*What you need to do:*
Return each line of the records below that contains the word "Birimleri".

Materials provided START

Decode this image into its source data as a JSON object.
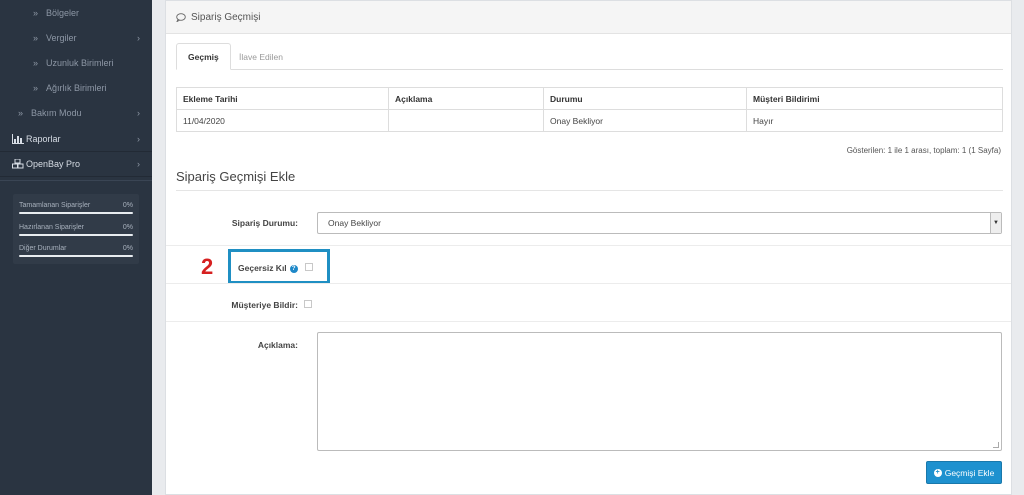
{
  "sidebar": {
    "sub_items": [
      {
        "label": "Bölgeler",
        "has_children": false
      },
      {
        "label": "Vergiler",
        "has_children": true
      },
      {
        "label": "Uzunluk Birimleri",
        "has_children": false
      },
      {
        "label": "Ağırlık Birimleri",
        "has_children": false
      }
    ],
    "bakim": {
      "label": "Bakım Modu",
      "has_children": true
    },
    "raporlar": {
      "label": "Raporlar",
      "icon": "bar-chart-icon"
    },
    "openbay": {
      "label": "OpenBay Pro",
      "icon": "cubes-icon"
    },
    "stats": [
      {
        "label": "Tamamlanan Siparişler",
        "percent": "0%",
        "progress": 0
      },
      {
        "label": "Hazırlanan Siparişler",
        "percent": "0%",
        "progress": 0
      },
      {
        "label": "Diğer Durumlar",
        "percent": "0%",
        "progress": 0
      }
    ]
  },
  "panel": {
    "title": "Sipariş Geçmişi",
    "title_icon": "comment-icon"
  },
  "tabs": {
    "history": "Geçmiş",
    "additional": "İlave Edilen"
  },
  "history_table": {
    "headers": [
      "Ekleme Tarihi",
      "Açıklama",
      "Durumu",
      "Müşteri Bildirimi"
    ],
    "rows": [
      [
        "11/04/2020",
        "",
        "Onay Bekliyor",
        "Hayır"
      ]
    ]
  },
  "pager_info": "Gösterilen: 1 ile 1 arası, toplam: 1 (1 Sayfa)",
  "add_form": {
    "heading": "Sipariş Geçmişi Ekle",
    "status_label": "Sipariş Durumu:",
    "status_value": "Onay Bekliyor",
    "invalidate_label": "Geçersiz Kıl",
    "invalidate_help": "?",
    "notify_label": "Müşteriye Bildir:",
    "comment_label": "Açıklama:",
    "comment_value": "",
    "submit_label": "Geçmişi Ekle"
  },
  "annotation": {
    "step_number": "2",
    "highlight_color": "#1f8fc3",
    "number_color": "#d62020"
  },
  "colors": {
    "sidebar_bg": "#2a3441",
    "accent": "#1e91cf"
  }
}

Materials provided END

*Written solution:*
        "label": "Uzunluk Birimleri",
        "label": "Ağırlık Birimleri",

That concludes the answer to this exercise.